Write out the records again, exactly, leaving none out.

### INPUT FOR THIS TASK:
########
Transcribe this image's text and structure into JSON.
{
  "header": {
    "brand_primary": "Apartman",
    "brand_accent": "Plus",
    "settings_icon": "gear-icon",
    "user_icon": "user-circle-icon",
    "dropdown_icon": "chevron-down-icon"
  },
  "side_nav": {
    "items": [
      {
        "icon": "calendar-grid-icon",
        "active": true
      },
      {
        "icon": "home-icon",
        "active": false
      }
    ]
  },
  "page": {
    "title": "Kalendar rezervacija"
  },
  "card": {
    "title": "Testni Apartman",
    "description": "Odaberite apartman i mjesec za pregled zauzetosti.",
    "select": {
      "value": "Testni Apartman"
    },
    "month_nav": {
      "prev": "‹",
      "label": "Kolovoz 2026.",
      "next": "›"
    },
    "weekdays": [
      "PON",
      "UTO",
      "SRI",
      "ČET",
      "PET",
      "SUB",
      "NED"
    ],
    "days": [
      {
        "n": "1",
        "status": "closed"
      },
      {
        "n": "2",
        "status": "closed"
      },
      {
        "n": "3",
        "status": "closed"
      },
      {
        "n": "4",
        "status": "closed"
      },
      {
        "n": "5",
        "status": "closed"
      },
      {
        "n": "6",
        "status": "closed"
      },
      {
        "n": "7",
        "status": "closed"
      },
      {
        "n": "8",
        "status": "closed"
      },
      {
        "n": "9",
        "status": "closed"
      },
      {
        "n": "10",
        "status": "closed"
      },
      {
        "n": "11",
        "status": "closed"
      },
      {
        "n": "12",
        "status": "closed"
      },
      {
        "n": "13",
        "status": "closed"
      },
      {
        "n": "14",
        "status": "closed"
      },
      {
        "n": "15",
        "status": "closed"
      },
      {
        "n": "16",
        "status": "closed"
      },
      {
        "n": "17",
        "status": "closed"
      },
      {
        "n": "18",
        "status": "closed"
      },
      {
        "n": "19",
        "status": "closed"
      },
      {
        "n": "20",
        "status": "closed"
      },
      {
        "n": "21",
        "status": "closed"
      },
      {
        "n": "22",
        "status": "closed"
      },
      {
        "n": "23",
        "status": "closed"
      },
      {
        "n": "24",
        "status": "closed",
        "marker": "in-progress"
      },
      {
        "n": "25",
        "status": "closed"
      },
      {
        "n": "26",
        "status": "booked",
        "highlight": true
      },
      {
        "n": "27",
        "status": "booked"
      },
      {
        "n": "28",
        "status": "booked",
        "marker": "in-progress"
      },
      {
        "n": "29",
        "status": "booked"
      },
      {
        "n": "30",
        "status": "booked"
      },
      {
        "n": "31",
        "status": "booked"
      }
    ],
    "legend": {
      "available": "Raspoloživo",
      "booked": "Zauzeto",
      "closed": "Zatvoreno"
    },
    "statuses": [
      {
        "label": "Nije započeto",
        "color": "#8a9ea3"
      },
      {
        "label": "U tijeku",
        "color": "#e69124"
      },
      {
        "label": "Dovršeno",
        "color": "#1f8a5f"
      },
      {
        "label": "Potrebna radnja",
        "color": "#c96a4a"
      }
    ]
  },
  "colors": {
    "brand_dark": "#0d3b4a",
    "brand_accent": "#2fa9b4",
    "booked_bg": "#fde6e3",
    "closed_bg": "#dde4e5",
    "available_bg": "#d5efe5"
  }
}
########
### WRITTEN SOLUTION:
Transcribe this image's text and structure into JSON.
{
  "header": {
    "brand_primary": "Apartman",
    "brand_accent": "Plus",
    "settings_icon": "gear-icon",
    "user_icon": "user-circle-icon",
    "dropdown_icon": "chevron-down-icon"
  },
  "side_nav": {
    "items": [
      {
        "icon": "calendar-grid-icon",
        "active": true
      },
      {
        "icon": "home-icon",
        "active": false
      }
    ]
  },
  "page": {
    "title": "Kalendar rezervacija"
  },
  "card": {
    "title": "Testni Apartman",
    "description": "Odaberite apartman i mjesec za pregled zauzetosti.",
    "select": {
      "value": "Testni Apartman"
    },
    "month_nav": {
      "prev": "‹",
      "label": "Kolovoz 2026.",
      "next": "›"
    },
    "weekdays": [
      "PON",
      "UTO",
      "SRI",
      "ČET",
      "PET",
      "SUB",
      "NED"
    ],
    "days": [
      {
        "n": "1",
        "status": "closed"
      },
      {
        "n": "2",
        "status": "closed"
      },
      {
        "n": "3",
        "status": "closed"
      },
      {
        "n": "4",
        "status": "closed"
      },
      {
        "n": "5",
        "status": "closed"
      },
      {
        "n": "6",
        "status": "closed"
      },
      {
        "n": "7",
        "status": "closed"
      },
      {
        "n": "8",
        "status": "closed"
      },
      {
        "n": "9",
        "status": "closed"
      },
      {
        "n": "10",
        "status": "closed"
      },
      {
        "n": "11",
        "status": "closed"
      },
      {
        "n": "12",
        "status": "closed"
      },
      {
        "n": "13",
        "status": "closed"
      },
      {
        "n": "14",
        "status": "closed"
      },
      {
        "n": "15",
        "status": "closed"
      },
      {
        "n": "16",
        "status": "closed"
      },
      {
        "n": "17",
        "status": "closed"
      },
      {
        "n": "18",
        "status": "closed"
      },
      {
        "n": "19",
        "status": "closed"
      },
      {
        "n": "20",
        "status": "closed"
      },
      {
        "n": "21",
        "status": "closed"
      },
      {
        "n": "22",
        "status": "closed"
      },
      {
        "n": "23",
        "status": "closed"
      },
      {
        "n": "24",
        "status": "closed",
        "marker": "in-progress"
      },
      {
        "n": "25",
        "status": "closed"
      },
      {
        "n": "26",
        "status": "booked",
        "highlight": true
      },
      {
        "n": "27",
        "status": "booked"
      },
      {
        "n": "28",
        "status": "booked",
        "marker": "in-progress"
      },
      {
        "n": "29",
        "status": "booked"
      },
      {
        "n": "30",
        "status": "booked"
      },
      {
        "n": "31",
        "status": "booked"
      }
    ],
    "legend": {
      "available": "Raspoloživo",
      "booked": "Zauzeto",
      "closed": "Zatvoreno"
    },
    "statuses": [
      {
        "label": "Nije započeto",
        "color": "#8a9ea3"
      },
      {
        "label": "U tijeku",
        "color": "#e69124"
      },
      {
        "label": "Dovršeno",
        "color": "#1f8a5f"
      },
      {
        "label": "Potrebna radnja",
        "color": "#c96a4a"
      }
    ]
  },
  "colors": {
    "brand_dark": "#0d3b4a",
    "brand_accent": "#2fa9b4",
    "booked_bg": "#fde6e3",
    "closed_bg": "#dde4e5",
    "available_bg": "#d5efe5"
  }
}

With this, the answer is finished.